▶ **SOURCE DATA**
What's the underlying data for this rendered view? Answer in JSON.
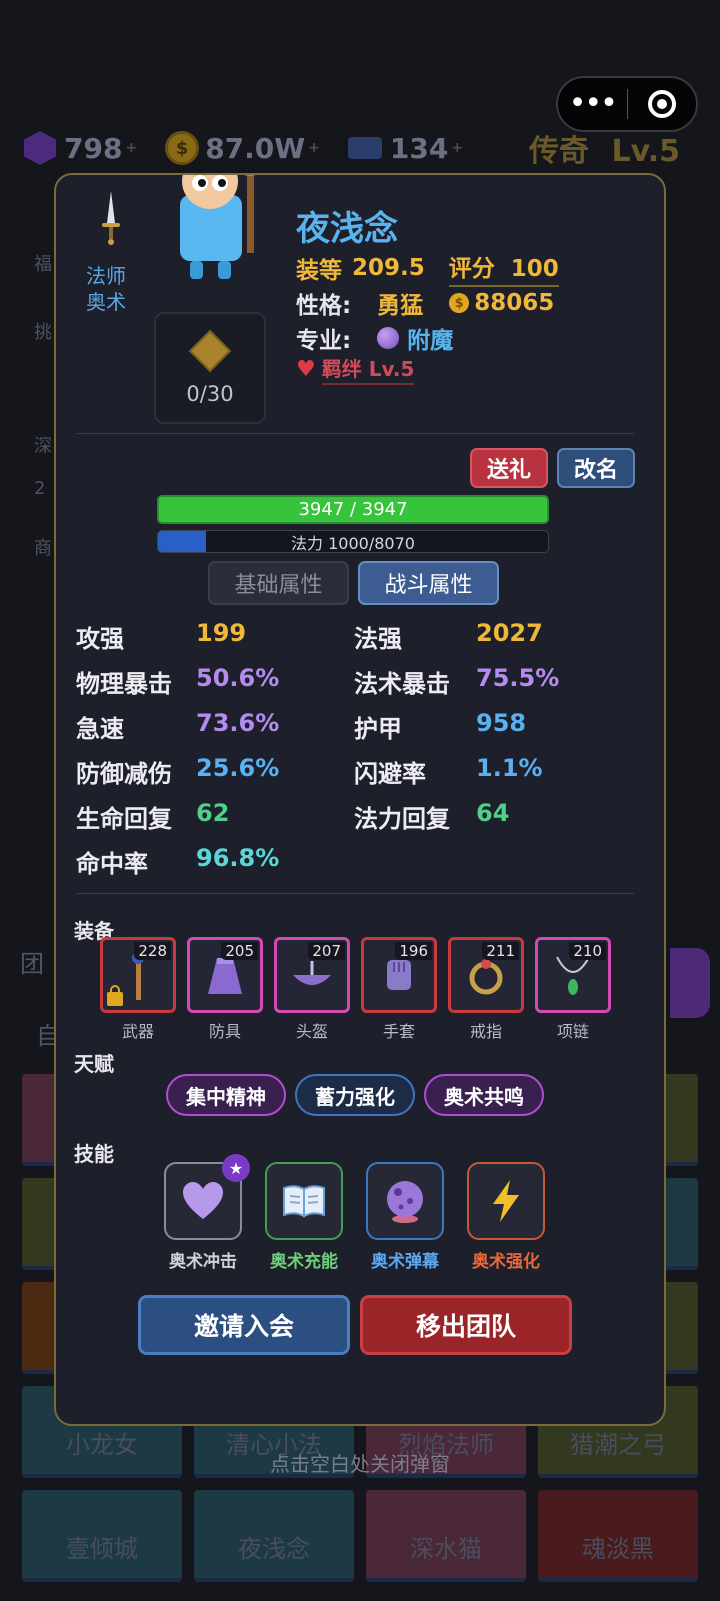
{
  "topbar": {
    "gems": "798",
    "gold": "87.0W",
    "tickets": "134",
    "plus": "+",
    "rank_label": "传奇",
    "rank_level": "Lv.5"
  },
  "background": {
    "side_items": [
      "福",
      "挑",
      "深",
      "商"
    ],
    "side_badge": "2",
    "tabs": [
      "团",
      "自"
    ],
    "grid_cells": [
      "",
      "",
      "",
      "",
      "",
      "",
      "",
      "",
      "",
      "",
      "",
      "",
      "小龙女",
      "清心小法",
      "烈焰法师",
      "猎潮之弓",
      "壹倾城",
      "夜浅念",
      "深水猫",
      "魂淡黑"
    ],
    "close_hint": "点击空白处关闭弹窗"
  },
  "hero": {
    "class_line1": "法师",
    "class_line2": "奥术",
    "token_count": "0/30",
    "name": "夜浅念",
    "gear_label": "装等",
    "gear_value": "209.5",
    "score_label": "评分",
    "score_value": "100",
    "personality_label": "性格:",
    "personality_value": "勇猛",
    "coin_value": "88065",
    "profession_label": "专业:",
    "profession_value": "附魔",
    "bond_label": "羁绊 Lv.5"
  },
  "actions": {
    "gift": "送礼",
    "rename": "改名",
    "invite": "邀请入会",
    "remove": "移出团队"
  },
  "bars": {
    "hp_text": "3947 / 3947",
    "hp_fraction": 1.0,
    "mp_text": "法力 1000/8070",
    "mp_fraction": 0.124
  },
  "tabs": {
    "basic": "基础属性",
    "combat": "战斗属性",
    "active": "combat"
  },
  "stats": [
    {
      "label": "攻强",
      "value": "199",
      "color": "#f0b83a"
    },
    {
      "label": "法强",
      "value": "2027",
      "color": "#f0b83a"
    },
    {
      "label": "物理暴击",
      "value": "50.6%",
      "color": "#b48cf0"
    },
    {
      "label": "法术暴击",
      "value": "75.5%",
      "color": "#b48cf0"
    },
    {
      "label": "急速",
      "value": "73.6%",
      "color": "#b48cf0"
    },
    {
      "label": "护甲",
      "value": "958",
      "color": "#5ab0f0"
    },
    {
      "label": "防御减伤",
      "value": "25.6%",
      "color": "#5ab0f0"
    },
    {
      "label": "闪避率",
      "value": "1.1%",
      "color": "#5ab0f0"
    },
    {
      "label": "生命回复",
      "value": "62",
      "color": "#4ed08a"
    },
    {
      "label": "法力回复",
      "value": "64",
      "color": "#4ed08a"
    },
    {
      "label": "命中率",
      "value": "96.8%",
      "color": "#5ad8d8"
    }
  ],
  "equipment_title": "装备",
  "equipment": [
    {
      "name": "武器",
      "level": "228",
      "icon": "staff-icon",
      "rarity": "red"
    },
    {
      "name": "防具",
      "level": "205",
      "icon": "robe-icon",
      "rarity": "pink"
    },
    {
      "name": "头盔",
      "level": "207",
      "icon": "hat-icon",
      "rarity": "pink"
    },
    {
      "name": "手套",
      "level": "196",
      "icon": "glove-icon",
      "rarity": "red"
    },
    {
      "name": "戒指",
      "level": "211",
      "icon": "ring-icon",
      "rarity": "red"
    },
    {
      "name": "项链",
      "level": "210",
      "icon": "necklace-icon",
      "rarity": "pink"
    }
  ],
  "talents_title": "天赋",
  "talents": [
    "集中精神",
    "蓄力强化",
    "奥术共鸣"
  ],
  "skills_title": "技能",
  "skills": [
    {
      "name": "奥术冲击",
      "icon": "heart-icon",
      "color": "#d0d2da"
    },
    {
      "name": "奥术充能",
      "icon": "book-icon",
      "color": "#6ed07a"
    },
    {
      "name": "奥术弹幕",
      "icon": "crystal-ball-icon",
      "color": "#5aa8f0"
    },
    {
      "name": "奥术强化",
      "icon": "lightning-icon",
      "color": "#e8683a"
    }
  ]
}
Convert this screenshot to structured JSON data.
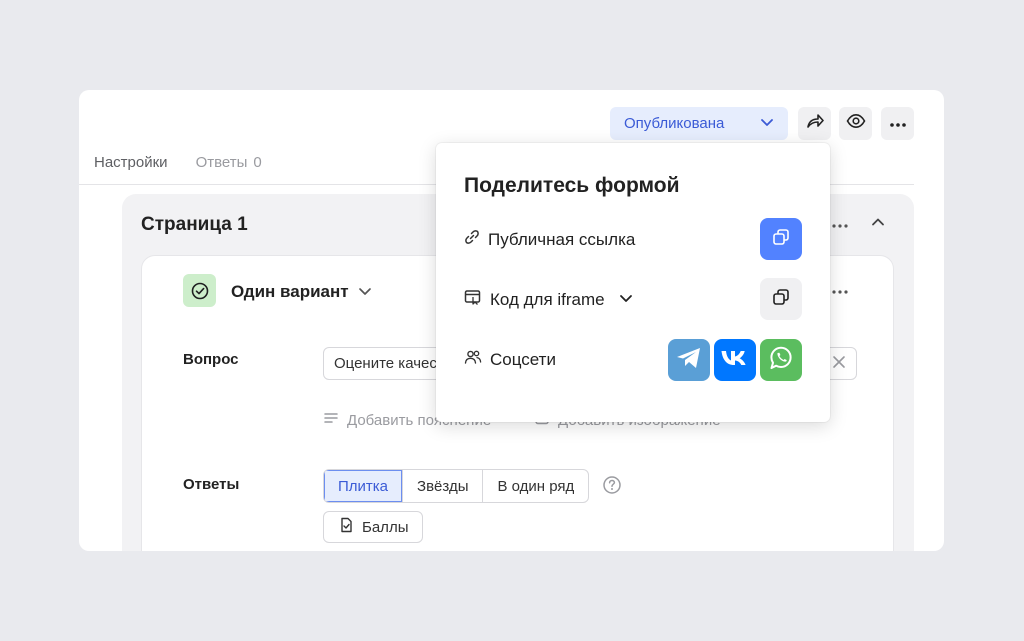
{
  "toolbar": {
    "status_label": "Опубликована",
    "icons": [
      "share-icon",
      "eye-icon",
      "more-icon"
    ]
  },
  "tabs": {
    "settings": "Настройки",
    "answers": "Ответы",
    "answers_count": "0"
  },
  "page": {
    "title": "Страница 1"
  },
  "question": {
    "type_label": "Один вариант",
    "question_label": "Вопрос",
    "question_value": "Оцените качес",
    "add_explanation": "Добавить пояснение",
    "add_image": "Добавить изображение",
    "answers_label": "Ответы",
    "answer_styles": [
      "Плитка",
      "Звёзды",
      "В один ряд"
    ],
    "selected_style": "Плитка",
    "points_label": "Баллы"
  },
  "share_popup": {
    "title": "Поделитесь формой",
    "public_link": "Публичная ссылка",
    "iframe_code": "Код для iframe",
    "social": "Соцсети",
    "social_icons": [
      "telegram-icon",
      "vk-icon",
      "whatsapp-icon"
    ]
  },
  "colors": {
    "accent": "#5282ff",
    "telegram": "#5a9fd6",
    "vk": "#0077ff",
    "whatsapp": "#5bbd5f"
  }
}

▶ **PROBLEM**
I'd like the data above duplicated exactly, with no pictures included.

▶ **TASK ANSWER**
What's the underlying data for this rendered view? Answer in JSON.
{
  "topbar": {
    "gems": "798",
    "gold": "87.0W",
    "tickets": "134",
    "plus": "+",
    "rank_label": "传奇",
    "rank_level": "Lv.5"
  },
  "background": {
    "side_items": [
      "福",
      "挑",
      "深",
      "商"
    ],
    "side_badge": "2",
    "tabs": [
      "团",
      "自"
    ],
    "grid_cells": [
      "",
      "",
      "",
      "",
      "",
      "",
      "",
      "",
      "",
      "",
      "",
      "",
      "小龙女",
      "清心小法",
      "烈焰法师",
      "猎潮之弓",
      "壹倾城",
      "夜浅念",
      "深水猫",
      "魂淡黑"
    ],
    "close_hint": "点击空白处关闭弹窗"
  },
  "hero": {
    "class_line1": "法师",
    "class_line2": "奥术",
    "token_count": "0/30",
    "name": "夜浅念",
    "gear_label": "装等",
    "gear_value": "209.5",
    "score_label": "评分",
    "score_value": "100",
    "personality_label": "性格:",
    "personality_value": "勇猛",
    "coin_value": "88065",
    "profession_label": "专业:",
    "profession_value": "附魔",
    "bond_label": "羁绊 Lv.5"
  },
  "actions": {
    "gift": "送礼",
    "rename": "改名",
    "invite": "邀请入会",
    "remove": "移出团队"
  },
  "bars": {
    "hp_text": "3947 / 3947",
    "hp_fraction": 1.0,
    "mp_text": "法力 1000/8070",
    "mp_fraction": 0.124
  },
  "tabs": {
    "basic": "基础属性",
    "combat": "战斗属性",
    "active": "combat"
  },
  "stats": [
    {
      "label": "攻强",
      "value": "199",
      "color": "#f0b83a"
    },
    {
      "label": "法强",
      "value": "2027",
      "color": "#f0b83a"
    },
    {
      "label": "物理暴击",
      "value": "50.6%",
      "color": "#b48cf0"
    },
    {
      "label": "法术暴击",
      "value": "75.5%",
      "color": "#b48cf0"
    },
    {
      "label": "急速",
      "value": "73.6%",
      "color": "#b48cf0"
    },
    {
      "label": "护甲",
      "value": "958",
      "color": "#5ab0f0"
    },
    {
      "label": "防御减伤",
      "value": "25.6%",
      "color": "#5ab0f0"
    },
    {
      "label": "闪避率",
      "value": "1.1%",
      "color": "#5ab0f0"
    },
    {
      "label": "生命回复",
      "value": "62",
      "color": "#4ed08a"
    },
    {
      "label": "法力回复",
      "value": "64",
      "color": "#4ed08a"
    },
    {
      "label": "命中率",
      "value": "96.8%",
      "color": "#5ad8d8"
    }
  ],
  "equipment_title": "装备",
  "equipment": [
    {
      "name": "武器",
      "level": "228",
      "icon": "staff-icon",
      "rarity": "red"
    },
    {
      "name": "防具",
      "level": "205",
      "icon": "robe-icon",
      "rarity": "pink"
    },
    {
      "name": "头盔",
      "level": "207",
      "icon": "hat-icon",
      "rarity": "pink"
    },
    {
      "name": "手套",
      "level": "196",
      "icon": "glove-icon",
      "rarity": "red"
    },
    {
      "name": "戒指",
      "level": "211",
      "icon": "ring-icon",
      "rarity": "red"
    },
    {
      "name": "项链",
      "level": "210",
      "icon": "necklace-icon",
      "rarity": "pink"
    }
  ],
  "talents_title": "天赋",
  "talents": [
    "集中精神",
    "蓄力强化",
    "奥术共鸣"
  ],
  "skills_title": "技能",
  "skills": [
    {
      "name": "奥术冲击",
      "icon": "heart-icon",
      "color": "#d0d2da"
    },
    {
      "name": "奥术充能",
      "icon": "book-icon",
      "color": "#6ed07a"
    },
    {
      "name": "奥术弹幕",
      "icon": "crystal-ball-icon",
      "color": "#5aa8f0"
    },
    {
      "name": "奥术强化",
      "icon": "lightning-icon",
      "color": "#e8683a"
    }
  ]
}
Convert this screenshot to structured JSON data.
{
  "toolbar": {
    "status_label": "Опубликована",
    "icons": [
      "share-icon",
      "eye-icon",
      "more-icon"
    ]
  },
  "tabs": {
    "settings": "Настройки",
    "answers": "Ответы",
    "answers_count": "0"
  },
  "page": {
    "title": "Страница 1"
  },
  "question": {
    "type_label": "Один вариант",
    "question_label": "Вопрос",
    "question_value": "Оцените качес",
    "add_explanation": "Добавить пояснение",
    "add_image": "Добавить изображение",
    "answers_label": "Ответы",
    "answer_styles": [
      "Плитка",
      "Звёзды",
      "В один ряд"
    ],
    "selected_style": "Плитка",
    "points_label": "Баллы"
  },
  "share_popup": {
    "title": "Поделитесь формой",
    "public_link": "Публичная ссылка",
    "iframe_code": "Код для iframe",
    "social": "Соцсети",
    "social_icons": [
      "telegram-icon",
      "vk-icon",
      "whatsapp-icon"
    ]
  },
  "colors": {
    "accent": "#5282ff",
    "telegram": "#5a9fd6",
    "vk": "#0077ff",
    "whatsapp": "#5bbd5f"
  }
}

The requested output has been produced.